■ Aim of the task
Search the records for the string "selectedPartitions", then copy each line that has it.

(Component data from apps and pages)
+++

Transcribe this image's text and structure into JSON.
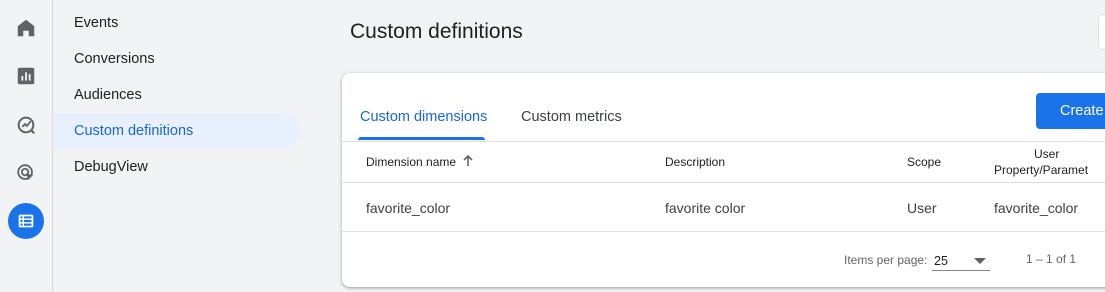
{
  "nav": {
    "items": [
      {
        "label": "Events"
      },
      {
        "label": "Conversions"
      },
      {
        "label": "Audiences"
      },
      {
        "label": "Custom definitions"
      },
      {
        "label": "DebugView"
      }
    ],
    "rail_icons": [
      "home-icon",
      "reports-icon",
      "explore-icon",
      "advertising-icon",
      "configure-icon"
    ]
  },
  "page": {
    "title": "Custom definitions"
  },
  "tabs": [
    {
      "label": "Custom dimensions",
      "active": true
    },
    {
      "label": "Custom metrics",
      "active": false
    }
  ],
  "create_button": {
    "label": "Create"
  },
  "table": {
    "headers": [
      "Dimension name",
      "Description",
      "Scope",
      "User",
      "Property/Paramet"
    ],
    "rows": [
      [
        "favorite_color",
        "favorite color",
        "User",
        "favorite_color"
      ]
    ]
  },
  "pagination": {
    "items_per_page_label": "Items per page:",
    "items_per_page_value": "25",
    "range": "1 – 1 of 1"
  },
  "colors": {
    "accent": "#1a73e8",
    "active_nav_bg": "#e8f0fe",
    "active_text": "#1967d2"
  }
}
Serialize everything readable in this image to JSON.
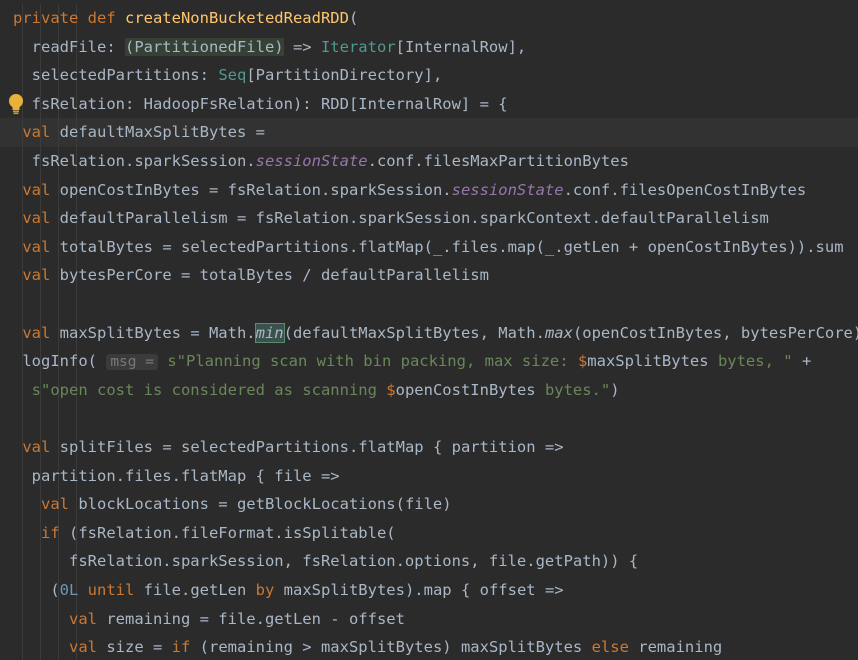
{
  "editor": {
    "colors": {
      "background": "#2b2b2b",
      "keyword": "#cc7832",
      "function": "#ffc66d",
      "string": "#6a8759",
      "number": "#6897bb",
      "implicit": "#9876aa",
      "default": "#a9b7c6"
    },
    "gutter_icon": "lightbulb-icon",
    "lines": [
      [
        [
          "kw",
          "private def "
        ],
        [
          "fn",
          "createNonBucketedReadRDD"
        ],
        [
          "",
          "("
        ]
      ],
      [
        [
          "",
          "  readFile: "
        ],
        [
          "param",
          "(PartitionedFile)"
        ],
        [
          "",
          " => "
        ],
        [
          "iter",
          "Iterator"
        ],
        [
          "",
          "[InternalRow],"
        ]
      ],
      [
        [
          "",
          "  selectedPartitions: "
        ],
        [
          "seq",
          "Seq"
        ],
        [
          "",
          "[PartitionDirectory],"
        ]
      ],
      [
        [
          "",
          "  fsRelation: HadoopFsRelation): RDD[InternalRow] = {"
        ]
      ],
      [
        [
          "kw",
          " val "
        ],
        [
          "",
          "defaultMaxSplitBytes ="
        ]
      ],
      [
        [
          "",
          "  fsRelation.sparkSession."
        ],
        [
          "im",
          "sessionState"
        ],
        [
          "",
          ".conf.filesMaxPartitionBytes"
        ]
      ],
      [
        [
          "kw",
          " val "
        ],
        [
          "",
          "openCostInBytes = fsRelation.sparkSession."
        ],
        [
          "im",
          "sessionState"
        ],
        [
          "",
          ".conf.filesOpenCostInBytes"
        ]
      ],
      [
        [
          "kw",
          " val "
        ],
        [
          "",
          "defaultParallelism = fsRelation.sparkSession.sparkContext.defaultParallelism"
        ]
      ],
      [
        [
          "kw",
          " val "
        ],
        [
          "",
          "totalBytes = selectedPartitions.flatMap(_.files.map(_.getLen + openCostInBytes)).sum"
        ]
      ],
      [
        [
          "kw",
          " val "
        ],
        [
          "",
          "bytesPerCore = totalBytes / defaultParallelism"
        ]
      ],
      [
        [
          "",
          ""
        ]
      ],
      [
        [
          "kw",
          " val "
        ],
        [
          "",
          "maxSplitBytes = Math."
        ],
        [
          "selit",
          "min"
        ],
        [
          "",
          "(defaultMaxSplitBytes, Math."
        ],
        [
          "it",
          "max"
        ],
        [
          "",
          "(openCostInBytes, bytesPerCore))"
        ]
      ],
      [
        [
          "",
          " logInfo( "
        ],
        [
          "hint",
          "msg ="
        ],
        [
          "",
          " "
        ],
        [
          "st",
          "s\"Planning scan with bin packing, max size: "
        ],
        [
          "kwb",
          "$"
        ],
        [
          "",
          "maxSplitBytes"
        ],
        [
          "st",
          " bytes, \""
        ],
        [
          "",
          " +"
        ]
      ],
      [
        [
          "st",
          "  s\"open cost is considered as scanning "
        ],
        [
          "kwb",
          "$"
        ],
        [
          "",
          "openCostInBytes"
        ],
        [
          "st",
          " bytes.\""
        ],
        [
          "",
          ")"
        ]
      ],
      [
        [
          "",
          ""
        ]
      ],
      [
        [
          "kw",
          " val "
        ],
        [
          "",
          "splitFiles = selectedPartitions.flatMap { partition =>"
        ]
      ],
      [
        [
          "",
          "  partition.files.flatMap { file =>"
        ]
      ],
      [
        [
          "kw",
          "   val "
        ],
        [
          "",
          "blockLocations = getBlockLocations(file)"
        ]
      ],
      [
        [
          "kw",
          "   if "
        ],
        [
          "",
          "(fsRelation.fileFormat.isSplitable("
        ]
      ],
      [
        [
          "",
          "      fsRelation.sparkSession, fsRelation.options, file.getPath)) {"
        ]
      ],
      [
        [
          "",
          "    ("
        ],
        [
          "nm",
          "0L"
        ],
        [
          "kw",
          " until "
        ],
        [
          "",
          "file.getLen "
        ],
        [
          "kw",
          "by "
        ],
        [
          "",
          "maxSplitBytes).map { offset =>"
        ]
      ],
      [
        [
          "kw",
          "      val "
        ],
        [
          "",
          "remaining = file.getLen - offset"
        ]
      ],
      [
        [
          "kw",
          "      val "
        ],
        [
          "",
          "size = "
        ],
        [
          "kw",
          "if "
        ],
        [
          "",
          "(remaining > maxSplitBytes) maxSplitBytes "
        ],
        [
          "kw",
          "else "
        ],
        [
          "",
          "remaining"
        ]
      ]
    ]
  }
}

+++

■ Solution for this problem
          "  selectedPartitions: "
          "totalBytes = selectedPartitions.flatMap(_.files.map(_.getLen + openCostInBytes)).sum"
          "splitFiles = selectedPartitions.flatMap { partition =>"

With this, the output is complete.